**Input material:**
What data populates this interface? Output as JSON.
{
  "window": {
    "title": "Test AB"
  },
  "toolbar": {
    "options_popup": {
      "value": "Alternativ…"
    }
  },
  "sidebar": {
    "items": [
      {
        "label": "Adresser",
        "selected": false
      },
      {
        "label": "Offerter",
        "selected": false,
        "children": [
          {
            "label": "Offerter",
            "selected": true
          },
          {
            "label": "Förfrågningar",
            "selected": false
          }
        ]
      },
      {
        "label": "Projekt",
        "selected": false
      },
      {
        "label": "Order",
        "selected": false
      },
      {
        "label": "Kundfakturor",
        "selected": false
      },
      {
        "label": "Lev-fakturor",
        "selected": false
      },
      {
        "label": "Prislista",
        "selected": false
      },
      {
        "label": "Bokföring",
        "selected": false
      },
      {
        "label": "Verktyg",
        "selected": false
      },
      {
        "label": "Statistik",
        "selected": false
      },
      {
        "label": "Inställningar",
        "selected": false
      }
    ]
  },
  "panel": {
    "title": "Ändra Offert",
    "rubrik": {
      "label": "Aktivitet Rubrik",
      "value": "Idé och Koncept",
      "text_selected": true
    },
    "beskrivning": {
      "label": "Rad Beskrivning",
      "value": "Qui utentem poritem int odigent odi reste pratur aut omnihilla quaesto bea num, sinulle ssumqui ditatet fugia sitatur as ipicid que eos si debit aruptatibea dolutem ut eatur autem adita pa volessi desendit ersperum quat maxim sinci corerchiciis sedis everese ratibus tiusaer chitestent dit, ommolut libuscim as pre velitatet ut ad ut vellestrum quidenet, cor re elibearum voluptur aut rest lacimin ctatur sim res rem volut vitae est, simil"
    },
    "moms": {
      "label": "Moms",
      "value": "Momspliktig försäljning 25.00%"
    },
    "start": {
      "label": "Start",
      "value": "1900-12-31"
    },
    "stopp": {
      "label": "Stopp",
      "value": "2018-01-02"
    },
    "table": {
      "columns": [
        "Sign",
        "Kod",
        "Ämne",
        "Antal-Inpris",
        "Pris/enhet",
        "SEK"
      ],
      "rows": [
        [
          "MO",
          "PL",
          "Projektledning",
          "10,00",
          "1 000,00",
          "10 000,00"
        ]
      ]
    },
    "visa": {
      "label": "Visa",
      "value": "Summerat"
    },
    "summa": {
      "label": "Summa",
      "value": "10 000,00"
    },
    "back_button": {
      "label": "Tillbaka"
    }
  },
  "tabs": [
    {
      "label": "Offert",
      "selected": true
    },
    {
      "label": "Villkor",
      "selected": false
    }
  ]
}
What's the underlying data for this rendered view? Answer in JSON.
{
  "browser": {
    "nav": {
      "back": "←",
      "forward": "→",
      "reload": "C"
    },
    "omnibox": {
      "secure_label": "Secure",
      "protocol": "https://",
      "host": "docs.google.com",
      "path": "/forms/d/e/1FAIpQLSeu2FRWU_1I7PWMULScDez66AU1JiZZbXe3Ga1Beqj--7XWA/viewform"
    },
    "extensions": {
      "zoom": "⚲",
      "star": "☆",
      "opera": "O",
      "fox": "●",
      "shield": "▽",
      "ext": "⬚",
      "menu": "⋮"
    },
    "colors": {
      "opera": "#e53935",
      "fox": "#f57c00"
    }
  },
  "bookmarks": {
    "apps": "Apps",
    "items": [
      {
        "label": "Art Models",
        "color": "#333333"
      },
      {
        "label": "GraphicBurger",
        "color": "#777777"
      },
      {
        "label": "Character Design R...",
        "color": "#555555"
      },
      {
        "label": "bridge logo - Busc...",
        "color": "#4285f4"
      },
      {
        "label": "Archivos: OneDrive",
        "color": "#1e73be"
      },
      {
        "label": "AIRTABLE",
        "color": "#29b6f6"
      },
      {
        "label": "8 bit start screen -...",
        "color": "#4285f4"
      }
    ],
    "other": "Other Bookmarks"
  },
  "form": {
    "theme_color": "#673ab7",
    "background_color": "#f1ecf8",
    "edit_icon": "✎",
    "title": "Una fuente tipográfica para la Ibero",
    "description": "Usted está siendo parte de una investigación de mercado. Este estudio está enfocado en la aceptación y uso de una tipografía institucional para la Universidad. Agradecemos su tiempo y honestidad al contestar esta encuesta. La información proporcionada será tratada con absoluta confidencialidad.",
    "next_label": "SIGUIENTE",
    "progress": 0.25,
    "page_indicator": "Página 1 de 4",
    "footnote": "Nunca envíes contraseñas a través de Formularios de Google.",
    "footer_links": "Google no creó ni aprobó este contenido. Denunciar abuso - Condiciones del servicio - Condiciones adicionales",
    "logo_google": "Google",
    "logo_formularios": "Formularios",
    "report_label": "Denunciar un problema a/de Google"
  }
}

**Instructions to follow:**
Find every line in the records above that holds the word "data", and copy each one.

**Result:**
What data populates this interface? Output as JSON.
What's the underlying data for this rendered view? Answer in JSON.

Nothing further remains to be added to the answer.